Those responsible for planning and funding the successful 1953 British Everest Expedition were in no doubt that national pride was at stake. The British had enjoyed almost exclusive access to Everest through Tibet, granted (and sometimes strategically withheld) for the expeditions of the 1920s and 1930s. It came as something of a shock when the Nepali government decided to offer the Swiss not one, but two attempts on the mountain in 1952 – this made it absolutely clear to the Himalayan Committee (a joint committee of the Royal Geographical Society and Alpine Club) that the stakes had been raised. An attempt in 1953 might be the last chance for a British team to be the first to the top, with French, Russian and American climbers also hoping for a shot at the mountain.
Organizers and mountaineers argued that economic benefits would come from this sort of national success. In 1952 the Himalayan Committee sent a training expedition to nearby mountain Cho Oyu, to try out team members and equipment. This team sent back a report stating very clearly the monetary value of a successful climb of Everest:
The difference between a successful British attempt on Everest and a Continental or Russian ascent should be worth several millions to the British government as a very considerable and badly needed fillip to national prestige. This should be convertible to cash.
Earlier, the Himalayan Committee had tried to get British climbers onto the Swiss expedition – joint prestige was better than no prestige! – but the scheme fell apart.
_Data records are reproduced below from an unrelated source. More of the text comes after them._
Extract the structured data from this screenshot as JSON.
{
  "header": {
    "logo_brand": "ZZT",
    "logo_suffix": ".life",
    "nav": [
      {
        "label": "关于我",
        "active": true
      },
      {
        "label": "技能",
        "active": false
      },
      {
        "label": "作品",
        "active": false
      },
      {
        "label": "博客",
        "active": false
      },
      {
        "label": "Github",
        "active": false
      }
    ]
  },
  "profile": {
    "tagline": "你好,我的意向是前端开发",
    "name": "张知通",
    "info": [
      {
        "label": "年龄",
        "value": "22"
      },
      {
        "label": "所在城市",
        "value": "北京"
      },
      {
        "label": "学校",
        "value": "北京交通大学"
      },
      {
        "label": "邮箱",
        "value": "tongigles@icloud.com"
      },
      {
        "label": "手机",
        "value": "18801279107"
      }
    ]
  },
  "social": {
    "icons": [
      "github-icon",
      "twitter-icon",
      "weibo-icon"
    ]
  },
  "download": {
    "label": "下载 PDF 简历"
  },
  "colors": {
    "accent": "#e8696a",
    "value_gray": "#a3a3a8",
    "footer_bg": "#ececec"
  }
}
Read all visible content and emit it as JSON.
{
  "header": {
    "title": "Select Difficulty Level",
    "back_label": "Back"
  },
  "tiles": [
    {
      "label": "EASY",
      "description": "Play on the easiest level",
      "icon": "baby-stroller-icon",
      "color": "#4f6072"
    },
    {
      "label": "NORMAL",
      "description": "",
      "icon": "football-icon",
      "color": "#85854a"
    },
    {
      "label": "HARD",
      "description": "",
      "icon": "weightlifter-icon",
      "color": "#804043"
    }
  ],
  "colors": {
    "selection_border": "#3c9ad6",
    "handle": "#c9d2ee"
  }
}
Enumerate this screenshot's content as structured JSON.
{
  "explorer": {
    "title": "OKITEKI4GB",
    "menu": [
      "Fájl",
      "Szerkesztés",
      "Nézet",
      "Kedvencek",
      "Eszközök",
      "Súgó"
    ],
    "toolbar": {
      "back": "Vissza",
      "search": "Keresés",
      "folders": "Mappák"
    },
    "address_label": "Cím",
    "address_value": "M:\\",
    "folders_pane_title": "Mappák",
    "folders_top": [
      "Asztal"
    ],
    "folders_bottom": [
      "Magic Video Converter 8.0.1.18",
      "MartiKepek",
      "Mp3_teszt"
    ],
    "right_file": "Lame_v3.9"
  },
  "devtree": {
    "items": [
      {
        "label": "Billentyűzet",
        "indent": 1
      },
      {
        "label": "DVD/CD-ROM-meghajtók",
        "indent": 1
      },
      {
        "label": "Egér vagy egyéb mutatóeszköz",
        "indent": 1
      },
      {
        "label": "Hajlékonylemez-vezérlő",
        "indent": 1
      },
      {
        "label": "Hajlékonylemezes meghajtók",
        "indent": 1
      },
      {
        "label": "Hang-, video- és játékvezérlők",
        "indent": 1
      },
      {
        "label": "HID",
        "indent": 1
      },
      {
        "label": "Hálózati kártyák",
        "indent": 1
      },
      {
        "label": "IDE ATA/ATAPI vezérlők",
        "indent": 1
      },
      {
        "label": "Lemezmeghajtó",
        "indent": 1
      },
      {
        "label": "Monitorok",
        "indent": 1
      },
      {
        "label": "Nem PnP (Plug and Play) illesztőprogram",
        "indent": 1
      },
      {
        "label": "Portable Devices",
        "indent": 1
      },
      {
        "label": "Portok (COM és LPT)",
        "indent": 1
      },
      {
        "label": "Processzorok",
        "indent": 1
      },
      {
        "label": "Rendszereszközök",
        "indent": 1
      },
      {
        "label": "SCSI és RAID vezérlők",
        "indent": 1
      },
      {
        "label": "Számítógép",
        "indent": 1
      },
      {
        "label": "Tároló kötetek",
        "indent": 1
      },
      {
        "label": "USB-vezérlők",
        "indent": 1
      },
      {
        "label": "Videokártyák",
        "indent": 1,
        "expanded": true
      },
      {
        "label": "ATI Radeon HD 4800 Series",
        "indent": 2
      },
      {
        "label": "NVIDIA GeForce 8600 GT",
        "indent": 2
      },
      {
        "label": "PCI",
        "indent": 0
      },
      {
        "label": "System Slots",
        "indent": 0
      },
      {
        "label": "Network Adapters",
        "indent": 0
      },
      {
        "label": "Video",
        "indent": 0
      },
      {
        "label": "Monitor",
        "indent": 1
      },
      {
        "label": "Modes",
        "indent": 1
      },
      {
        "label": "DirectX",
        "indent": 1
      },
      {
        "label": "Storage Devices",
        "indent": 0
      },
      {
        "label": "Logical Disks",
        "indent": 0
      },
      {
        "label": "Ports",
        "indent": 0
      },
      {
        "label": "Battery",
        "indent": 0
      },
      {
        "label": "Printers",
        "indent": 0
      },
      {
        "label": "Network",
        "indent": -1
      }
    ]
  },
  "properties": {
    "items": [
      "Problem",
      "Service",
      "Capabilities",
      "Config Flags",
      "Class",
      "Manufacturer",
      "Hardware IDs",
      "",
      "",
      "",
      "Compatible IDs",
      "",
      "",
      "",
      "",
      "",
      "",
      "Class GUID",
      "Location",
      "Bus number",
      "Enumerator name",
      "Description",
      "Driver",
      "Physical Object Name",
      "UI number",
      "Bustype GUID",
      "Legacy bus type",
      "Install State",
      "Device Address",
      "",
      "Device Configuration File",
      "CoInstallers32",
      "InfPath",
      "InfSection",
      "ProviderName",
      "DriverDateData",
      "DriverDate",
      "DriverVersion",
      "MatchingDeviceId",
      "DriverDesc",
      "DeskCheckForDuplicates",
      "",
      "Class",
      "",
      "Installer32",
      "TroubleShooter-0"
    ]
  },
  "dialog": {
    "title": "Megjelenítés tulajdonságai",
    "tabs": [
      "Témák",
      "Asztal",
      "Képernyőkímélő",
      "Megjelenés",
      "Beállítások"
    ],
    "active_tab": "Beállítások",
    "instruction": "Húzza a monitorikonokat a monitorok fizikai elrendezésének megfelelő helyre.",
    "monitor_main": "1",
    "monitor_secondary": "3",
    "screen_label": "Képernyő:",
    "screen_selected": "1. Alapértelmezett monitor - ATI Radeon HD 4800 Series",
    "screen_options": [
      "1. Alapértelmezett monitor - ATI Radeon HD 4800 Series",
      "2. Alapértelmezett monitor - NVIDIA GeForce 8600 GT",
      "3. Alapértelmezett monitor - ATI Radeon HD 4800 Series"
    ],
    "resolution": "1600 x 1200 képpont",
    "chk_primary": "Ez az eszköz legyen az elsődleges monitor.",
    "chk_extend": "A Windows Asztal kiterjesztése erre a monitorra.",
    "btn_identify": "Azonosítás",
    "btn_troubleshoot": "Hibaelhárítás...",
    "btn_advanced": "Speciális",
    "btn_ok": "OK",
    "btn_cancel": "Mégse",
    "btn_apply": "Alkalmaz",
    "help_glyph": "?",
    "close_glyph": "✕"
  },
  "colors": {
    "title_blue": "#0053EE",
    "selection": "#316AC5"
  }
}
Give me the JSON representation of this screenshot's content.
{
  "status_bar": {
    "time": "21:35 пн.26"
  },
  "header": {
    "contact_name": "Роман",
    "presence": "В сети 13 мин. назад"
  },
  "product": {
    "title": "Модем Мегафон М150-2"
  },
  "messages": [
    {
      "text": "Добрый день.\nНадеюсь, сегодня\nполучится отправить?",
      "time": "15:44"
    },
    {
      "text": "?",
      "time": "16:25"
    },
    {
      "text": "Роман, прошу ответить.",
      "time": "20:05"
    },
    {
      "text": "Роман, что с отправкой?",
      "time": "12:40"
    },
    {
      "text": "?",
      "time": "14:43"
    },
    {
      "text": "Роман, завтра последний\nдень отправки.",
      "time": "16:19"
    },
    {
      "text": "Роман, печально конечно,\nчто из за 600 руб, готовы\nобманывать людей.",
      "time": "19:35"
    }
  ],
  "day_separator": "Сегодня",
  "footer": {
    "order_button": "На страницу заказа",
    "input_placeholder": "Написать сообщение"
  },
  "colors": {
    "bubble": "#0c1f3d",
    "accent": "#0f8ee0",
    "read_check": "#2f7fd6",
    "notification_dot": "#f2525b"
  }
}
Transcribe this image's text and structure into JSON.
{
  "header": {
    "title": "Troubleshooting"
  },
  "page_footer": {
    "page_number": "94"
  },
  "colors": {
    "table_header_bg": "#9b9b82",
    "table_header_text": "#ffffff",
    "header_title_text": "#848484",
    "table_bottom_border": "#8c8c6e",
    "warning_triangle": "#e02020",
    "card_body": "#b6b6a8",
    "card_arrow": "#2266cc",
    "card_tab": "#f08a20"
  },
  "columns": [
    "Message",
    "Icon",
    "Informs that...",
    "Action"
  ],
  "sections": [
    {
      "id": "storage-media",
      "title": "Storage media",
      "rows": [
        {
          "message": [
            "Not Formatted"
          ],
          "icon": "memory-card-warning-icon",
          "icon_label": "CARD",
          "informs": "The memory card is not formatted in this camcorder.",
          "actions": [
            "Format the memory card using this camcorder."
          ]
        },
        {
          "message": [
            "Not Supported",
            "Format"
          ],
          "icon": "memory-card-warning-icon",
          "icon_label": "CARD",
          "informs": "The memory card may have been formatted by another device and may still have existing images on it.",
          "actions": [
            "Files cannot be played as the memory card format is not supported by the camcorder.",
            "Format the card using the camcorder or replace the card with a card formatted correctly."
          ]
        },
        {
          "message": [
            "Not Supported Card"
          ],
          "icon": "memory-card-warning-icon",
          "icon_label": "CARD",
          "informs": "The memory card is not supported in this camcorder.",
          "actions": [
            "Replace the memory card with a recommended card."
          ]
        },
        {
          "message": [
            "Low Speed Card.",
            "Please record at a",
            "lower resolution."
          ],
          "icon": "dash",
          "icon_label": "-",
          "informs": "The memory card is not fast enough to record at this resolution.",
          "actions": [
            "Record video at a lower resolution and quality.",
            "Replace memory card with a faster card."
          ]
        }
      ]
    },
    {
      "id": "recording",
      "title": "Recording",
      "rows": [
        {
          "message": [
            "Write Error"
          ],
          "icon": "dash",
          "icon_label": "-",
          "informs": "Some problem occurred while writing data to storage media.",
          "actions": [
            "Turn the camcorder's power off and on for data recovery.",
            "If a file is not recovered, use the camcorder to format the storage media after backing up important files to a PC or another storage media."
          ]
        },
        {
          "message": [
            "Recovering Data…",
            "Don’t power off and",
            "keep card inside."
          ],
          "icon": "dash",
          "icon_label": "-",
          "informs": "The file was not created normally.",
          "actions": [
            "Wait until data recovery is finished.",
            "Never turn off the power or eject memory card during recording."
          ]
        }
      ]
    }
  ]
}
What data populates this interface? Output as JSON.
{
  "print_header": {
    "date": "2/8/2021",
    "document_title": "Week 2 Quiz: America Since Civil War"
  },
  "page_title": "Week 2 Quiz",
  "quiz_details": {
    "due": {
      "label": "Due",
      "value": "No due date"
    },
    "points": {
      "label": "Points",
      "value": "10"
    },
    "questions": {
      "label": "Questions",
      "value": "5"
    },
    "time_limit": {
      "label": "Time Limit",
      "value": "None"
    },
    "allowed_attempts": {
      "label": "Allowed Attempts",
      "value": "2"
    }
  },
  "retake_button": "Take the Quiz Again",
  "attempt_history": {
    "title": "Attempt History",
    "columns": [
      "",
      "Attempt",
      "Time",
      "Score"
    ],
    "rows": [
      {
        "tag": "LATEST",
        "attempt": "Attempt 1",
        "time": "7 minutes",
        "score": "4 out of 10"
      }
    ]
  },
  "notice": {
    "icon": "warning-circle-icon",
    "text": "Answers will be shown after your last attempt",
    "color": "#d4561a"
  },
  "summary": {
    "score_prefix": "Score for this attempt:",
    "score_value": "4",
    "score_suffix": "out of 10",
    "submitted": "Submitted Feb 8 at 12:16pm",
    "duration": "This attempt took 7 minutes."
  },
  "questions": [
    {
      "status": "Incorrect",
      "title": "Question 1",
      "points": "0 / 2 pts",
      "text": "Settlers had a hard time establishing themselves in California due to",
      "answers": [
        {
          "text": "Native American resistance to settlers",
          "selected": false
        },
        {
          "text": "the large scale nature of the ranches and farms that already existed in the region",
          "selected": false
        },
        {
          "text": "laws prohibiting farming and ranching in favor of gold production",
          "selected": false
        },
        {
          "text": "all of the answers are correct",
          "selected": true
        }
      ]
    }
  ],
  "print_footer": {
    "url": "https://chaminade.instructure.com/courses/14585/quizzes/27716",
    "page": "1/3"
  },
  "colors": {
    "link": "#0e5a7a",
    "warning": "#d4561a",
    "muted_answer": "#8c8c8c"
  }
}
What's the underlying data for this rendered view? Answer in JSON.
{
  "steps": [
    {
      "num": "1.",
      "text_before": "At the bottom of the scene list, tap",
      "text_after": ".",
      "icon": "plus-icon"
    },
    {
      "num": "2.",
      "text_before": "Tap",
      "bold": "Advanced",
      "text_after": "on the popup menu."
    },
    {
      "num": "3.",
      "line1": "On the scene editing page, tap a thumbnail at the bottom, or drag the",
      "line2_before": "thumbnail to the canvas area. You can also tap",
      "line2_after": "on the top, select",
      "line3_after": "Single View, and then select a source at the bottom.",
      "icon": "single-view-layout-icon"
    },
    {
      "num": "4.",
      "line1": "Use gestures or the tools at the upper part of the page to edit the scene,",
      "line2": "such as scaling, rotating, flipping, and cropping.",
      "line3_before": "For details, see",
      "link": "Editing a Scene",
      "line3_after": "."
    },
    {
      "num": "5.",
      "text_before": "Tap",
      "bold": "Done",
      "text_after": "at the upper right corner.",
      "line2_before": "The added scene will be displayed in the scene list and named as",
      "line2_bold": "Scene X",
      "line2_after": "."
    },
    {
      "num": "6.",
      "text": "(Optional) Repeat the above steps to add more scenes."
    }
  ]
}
When the plans for 1953 were drawn up the Himalayan Committee refused permission for American and European climbers to join the team, on the grounds that it should be thoroughly British in composition (or, at least, British and Commonwealth). With many organizations busy with rearmament after World War II, and some rationing still in place, the argument about ‘national prestige’ and a thoroughly ‘British’ expedition was used to get hold of crucial respiratory technology and foodstuffs.
Despite the rhetoric, a fair part of the expedition was not British at all. Aside from the obvious point about climbers from New Zealand, the entire expedition would have been impossible without the support and experience of hundreds of porters and dozens of high altitude Sherpas. Less obvious, perhaps, is the amount of foreign technology and ‘know how’ used.
Several members of the expedition, including the physiologist Griff Pugh, went to Switzerland to talk to scientists and mountaineers about Everest. Much of the specialist equipment couldn’t be sourced in Britain, and instead Alpine nations – Switzerland, Germany, France – supplied gloves, snow shovels, tents, and so on. Military barometric chamber and aviation experiments by American mountaineering scientist Charles Houston were important to Griff Pugh’s careful techno-medical preparation. Even the food and oxygen left on the mountainside by the Swiss team were factored into the plan for the British expedition.
This sort of internationalism doesn’t always work out. The first specifically International Everest expedition, in 1971, found that Austrian crampons wouldn’t fit on German boots, and more importantly that the American oxygen masks would not fit the Sherpas. (The Americans had two styles of mask, the ‘Caucasian’, and the ‘Oriental’ which was based on Vietnamese physiognomy and was completely inappropriate for the Sherpas).
1953 was still, in lots of meaningful ways, a British success: nearly all the team members and organizers and funders were British, as was the majority of the food and equipment, and definitely the final, conclusive research by Griff Pugh. But the know-how was international. When it comes to funding science (including scientific expeditions), this can lead to dilemmas. How do we claim prestige in this mixed-up international space? How do we measure the success of national funding when ideas in one country may lead to technologies or successful expeditions or new ideas in another country? Can an invention or discovery be called ‘British’ if 80% of the science behind it was conducted elsewhere, or if half the components were made overseas? Or is it enough for the person who takes the final step – in science or on a mountain – to have a British passport?